N Nagaraja Rao
SEPTEMBER 30, 2012 was no ordinary day for the citizens of Hyderabad. The State capital reverberated to the ‘Teen Maar’ beat on the eve of Ganesh Procession just a day ago, heaved a sigh of relief after successful annual festival—the centralised Ganesh idol immersion procession with gaiety and religious fervour ending peacefully. Soon the next day they had to witness violence, tear gas shelling and rubber bullets on the eve of Telangana march demanding bifurcation of the state. The state government too was too anxious as it wanted a congenial atmosphere on the eve of hosting the 11th Conference of the Parties to the UN Convention on Biological Diversity (CBD) from October 1. Environment and Forests Ministers of about 194 countries were to attend the Conference, International organisations like World Bank and ADB are also participating and nearly 8,000 to 10,000 delegates are attending it to discuss issues relating to bio diversity and bio-safety.
But for the organisers of the second million march led by Telangana Joint Action Committe (TJAC), this was the first major show of strength by supporters of the Telangana movement after the general strike to protest that went on for 42 days last year bringing the socio-economic life in most parts of the state to a standstill and proved that people of Telangana will not rest until their demands are conceded. The vexatious Telangana statehood issue has been hanging like a Damocles’ sword over the Congress head ever since the then Union Home Minister P Chidambaram announced in Parliament on December 9, 2009 that the Government was ready to start the process of formation of the state. However, he changed his position soon following protests from MLAs from other regions in Andhra Pradesh and said that no action would be taken without evolving a political consensus. This many believe was orchestrated by the Congress leaders hailing from the Andhra region with the active connivance of the Congress high command. The major players like Telugu Desam and Congress have been playing truant, which at best be termed as “political hypocrisy”.
To buy time, the Centre appointed Sri Krishna Commission, which submitted its report in January 2011 and came out with half a dozen options for resolution of the problem. Instead of taking a decision on any of these options or seriously trying to evolve a consensus among political stakeholders, the Congress and the UPA government, however, have been playing petty politics over the issue. The Congress must realise that time is running out and the UPA government headed by it must bite the bullet. Further procrastination will only cost the people of the state and the nation dear. BJP has already said that it’s the ‘policy paralysis’ of the UPA Government for its indecision on the separate state issue and accused it of ‘outsourcing’ its job on the decision to a Committee headed by former judge.
A massive Telangana March call was given by the TJAC Chairman M Kodandaram to protest against the inaction of the central government and also delay in carving out a separate state of Telangana.
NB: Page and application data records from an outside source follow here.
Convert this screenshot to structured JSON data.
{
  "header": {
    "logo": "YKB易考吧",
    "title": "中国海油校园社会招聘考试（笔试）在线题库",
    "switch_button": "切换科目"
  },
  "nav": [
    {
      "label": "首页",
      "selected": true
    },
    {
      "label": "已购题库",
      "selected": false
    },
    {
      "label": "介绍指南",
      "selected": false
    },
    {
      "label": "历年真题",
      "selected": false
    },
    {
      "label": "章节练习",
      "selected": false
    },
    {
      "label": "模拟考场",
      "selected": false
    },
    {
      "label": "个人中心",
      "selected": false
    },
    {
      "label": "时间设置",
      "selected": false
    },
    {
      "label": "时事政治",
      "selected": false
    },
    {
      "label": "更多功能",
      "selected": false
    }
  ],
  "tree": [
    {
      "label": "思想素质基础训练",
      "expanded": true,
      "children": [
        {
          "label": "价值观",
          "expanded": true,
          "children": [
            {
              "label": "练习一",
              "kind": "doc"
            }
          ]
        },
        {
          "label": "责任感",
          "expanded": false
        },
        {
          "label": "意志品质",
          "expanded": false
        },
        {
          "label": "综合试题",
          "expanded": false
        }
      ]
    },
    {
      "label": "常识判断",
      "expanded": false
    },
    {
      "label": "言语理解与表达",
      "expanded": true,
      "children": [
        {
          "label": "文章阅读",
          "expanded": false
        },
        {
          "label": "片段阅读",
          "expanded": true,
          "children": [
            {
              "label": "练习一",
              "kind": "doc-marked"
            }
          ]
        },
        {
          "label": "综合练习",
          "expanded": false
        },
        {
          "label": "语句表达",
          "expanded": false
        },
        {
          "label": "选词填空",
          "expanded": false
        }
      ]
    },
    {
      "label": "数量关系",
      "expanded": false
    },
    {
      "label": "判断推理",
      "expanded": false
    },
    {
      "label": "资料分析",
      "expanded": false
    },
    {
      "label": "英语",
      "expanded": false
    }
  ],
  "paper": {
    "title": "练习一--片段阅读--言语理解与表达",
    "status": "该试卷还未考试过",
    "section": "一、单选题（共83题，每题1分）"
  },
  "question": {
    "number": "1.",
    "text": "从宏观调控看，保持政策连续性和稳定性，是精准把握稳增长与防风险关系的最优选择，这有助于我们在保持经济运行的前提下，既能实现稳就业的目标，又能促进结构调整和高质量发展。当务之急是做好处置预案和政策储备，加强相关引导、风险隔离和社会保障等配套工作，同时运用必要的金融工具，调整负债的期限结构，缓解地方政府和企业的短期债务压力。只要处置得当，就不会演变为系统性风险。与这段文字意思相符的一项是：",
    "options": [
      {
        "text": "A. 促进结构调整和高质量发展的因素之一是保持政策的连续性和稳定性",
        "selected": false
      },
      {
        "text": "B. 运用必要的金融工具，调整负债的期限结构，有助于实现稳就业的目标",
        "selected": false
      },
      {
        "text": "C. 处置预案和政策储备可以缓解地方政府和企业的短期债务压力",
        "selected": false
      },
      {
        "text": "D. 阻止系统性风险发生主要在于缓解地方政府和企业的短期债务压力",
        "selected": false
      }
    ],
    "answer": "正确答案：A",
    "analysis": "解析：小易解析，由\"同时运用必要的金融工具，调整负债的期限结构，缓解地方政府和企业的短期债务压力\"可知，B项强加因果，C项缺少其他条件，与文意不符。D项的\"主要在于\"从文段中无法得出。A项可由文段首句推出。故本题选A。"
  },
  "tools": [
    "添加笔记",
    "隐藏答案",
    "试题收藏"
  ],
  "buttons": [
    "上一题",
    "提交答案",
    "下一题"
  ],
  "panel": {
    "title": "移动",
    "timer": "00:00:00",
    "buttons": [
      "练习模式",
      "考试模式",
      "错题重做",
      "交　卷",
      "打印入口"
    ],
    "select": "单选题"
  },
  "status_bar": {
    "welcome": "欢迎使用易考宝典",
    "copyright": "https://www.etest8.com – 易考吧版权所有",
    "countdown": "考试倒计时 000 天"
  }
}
Overriding all barricades erected by the police, water cannon and tear gas, despite all repressive measures employed by the regime and even a torrential downpour, thousands of people from across Telangana swarmed the venue abutting the Hussain Sagar Lake in the heart of the capital, and roared that could literally be heard in the Raj Bhavan, the CM’s Office and the Secretariat.
Permission was granted for the meet to be held between 3 PM and 7 PM only but the organisers made mockery and stay put till 11 PM. The state administration barricaded all highways and trains and buses to the capital were cancelled. Police battled with the marchers at several places to prevent them from going to the Venue. On the Osmania University campus, the hotbed of Telangana agitations, police used teargas till late in the evening to stop students from marching to the Venue. There were skirmishes at every point of entry into the city and private buses and vehicles that were contracted were detained by the police. This resulted in people calling on their representatives in the state Assembly and Parliament to come to their rescue. Police tactics to deter marchers, after having given permission for the March, forced Telangana Congress MPs and ministers to respond. Nine Members of Parliament from Telangana region, all belonging to the ruling Congress, staged a sit-in in front of the Chief Minister’s residence. They did not get an audience from Chief Minister Kiran Kumar Reddy and instead were arrested and packed off in a police vehicle to the Shamshabad police station, 25 km from the city.
BJP leader Dattatreya demanded the state government to stop harassing the marchers, who reached the venue and demanded release of the illegal detainees across the Telangana region. BJP has already declared and stated its position and shall support the separate statehood Bill if introduced in both the houses of Parliament. Accusing the Government of indecision, he promised to accord ‘first priority’ to creation of Telangana state if voted to power at the Centre.
However Congress cannot afford to procrastinate further and needless to say it will cost the people of the state and the nation dearly.